# Extracted records
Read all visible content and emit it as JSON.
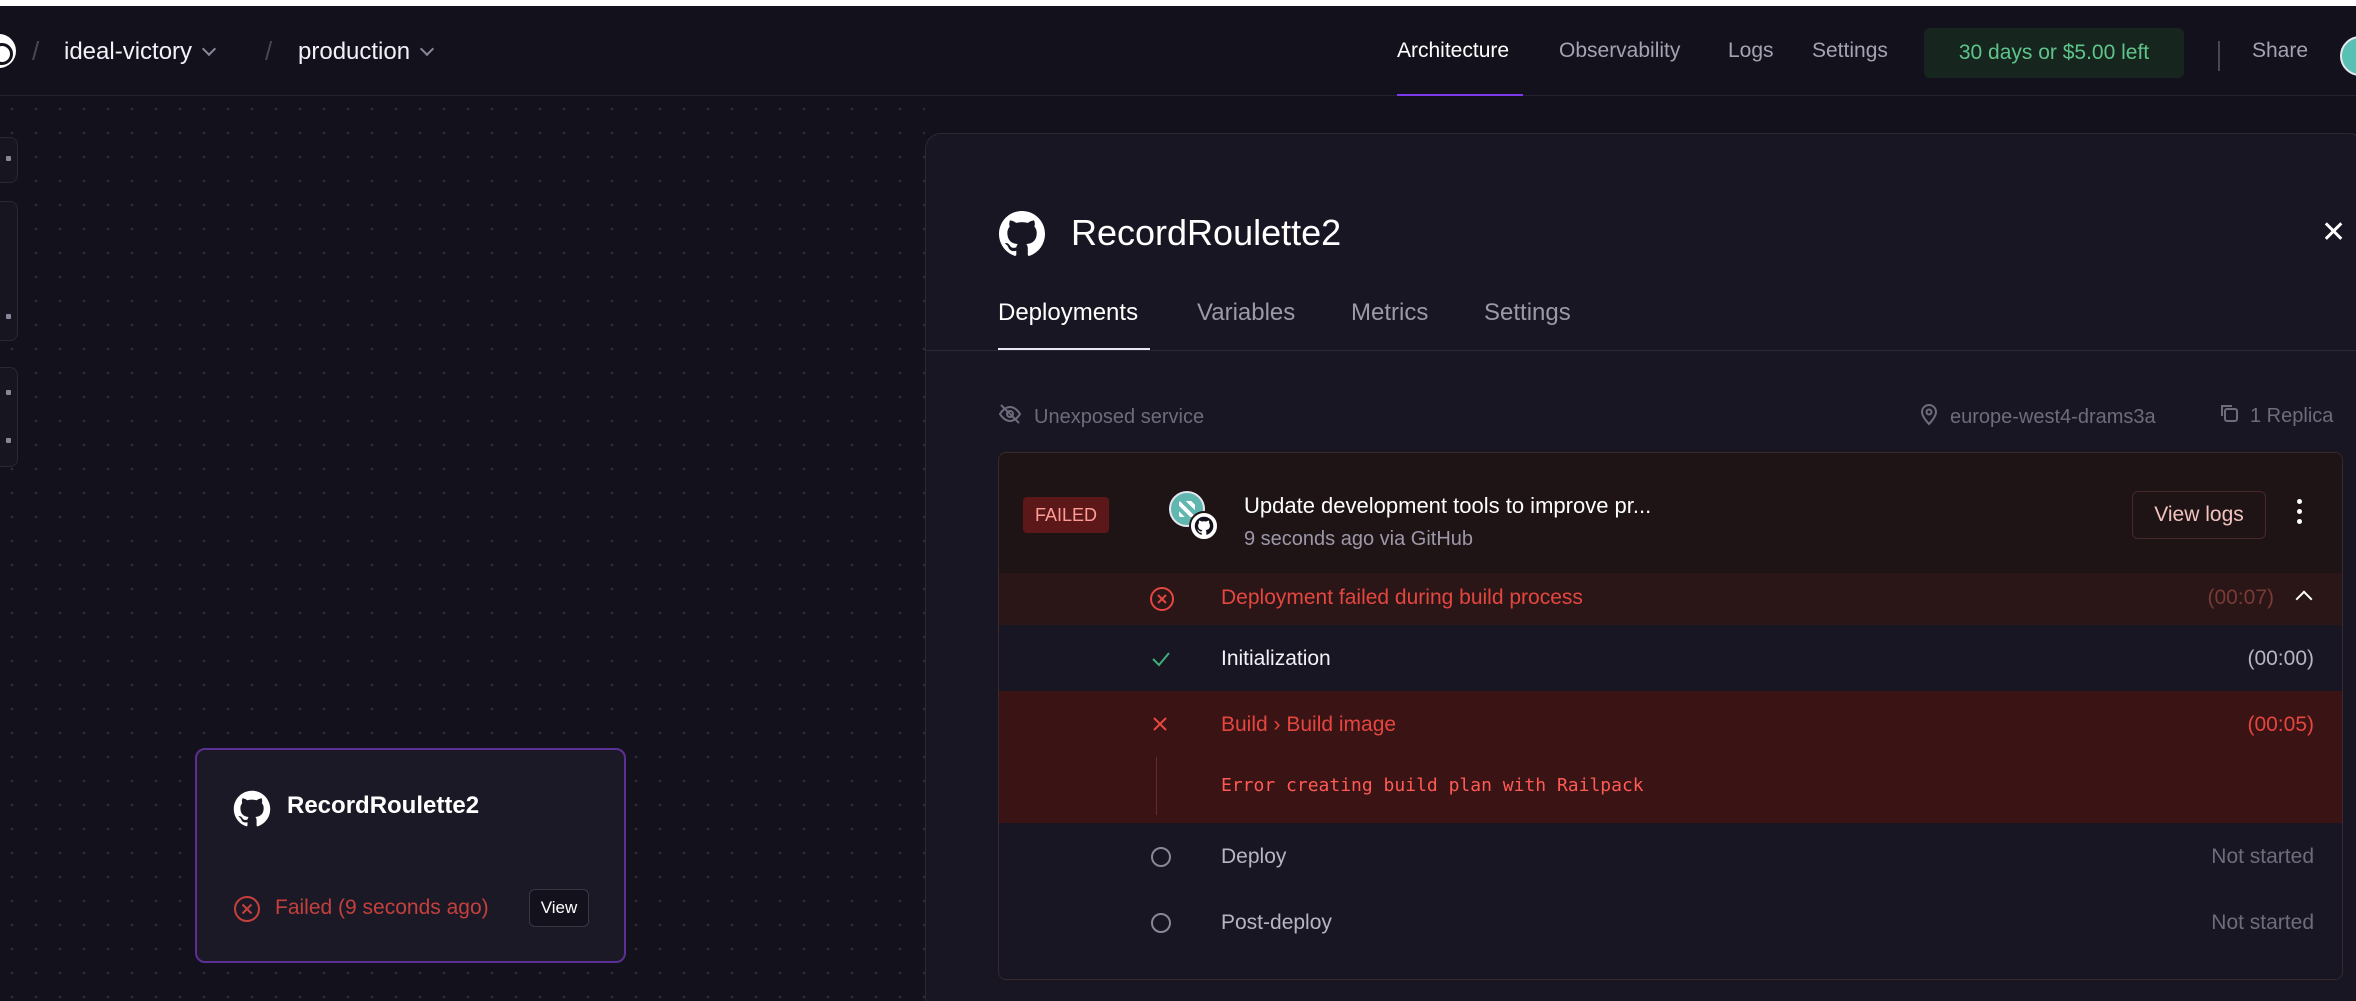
{
  "header": {
    "project": "ideal-victory",
    "environment": "production",
    "nav": [
      "Architecture",
      "Observability",
      "Logs",
      "Settings"
    ],
    "active_nav": "Architecture",
    "trial": "30 days or $5.00 left",
    "share": "Share"
  },
  "canvas": {
    "service_card": {
      "name": "RecordRoulette2",
      "status": "Failed (9 seconds ago)",
      "view_label": "View"
    }
  },
  "panel": {
    "title": "RecordRoulette2",
    "tabs": [
      "Deployments",
      "Variables",
      "Metrics",
      "Settings"
    ],
    "active_tab": "Deployments",
    "exposure": "Unexposed service",
    "region": "europe-west4-drams3a",
    "replicas": "1 Replica",
    "deployment": {
      "status_badge": "FAILED",
      "commit_message": "Update development tools to improve pr...",
      "commit_meta": "9 seconds ago via GitHub",
      "view_logs": "View logs",
      "summary": {
        "label": "Deployment failed during build process",
        "time": "(00:07)"
      },
      "steps": [
        {
          "label": "Initialization",
          "time": "(00:00)",
          "state": "success"
        },
        {
          "label": "Build › Build image",
          "time": "(00:05)",
          "state": "failed",
          "error": "Error creating build plan with Railpack"
        },
        {
          "label": "Deploy",
          "time": "Not started",
          "state": "pending"
        },
        {
          "label": "Post-deploy",
          "time": "Not started",
          "state": "pending"
        }
      ]
    }
  },
  "colors": {
    "background": "#13111c",
    "accent": "#7c3aed",
    "error": "#ff5a55",
    "success": "#5fc48a"
  }
}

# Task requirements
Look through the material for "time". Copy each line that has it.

# Task answer
        "time": "(00:07)"
          "time": "(00:00)",
          "time": "(00:05)",
          "time": "Not started",
          "time": "Not started",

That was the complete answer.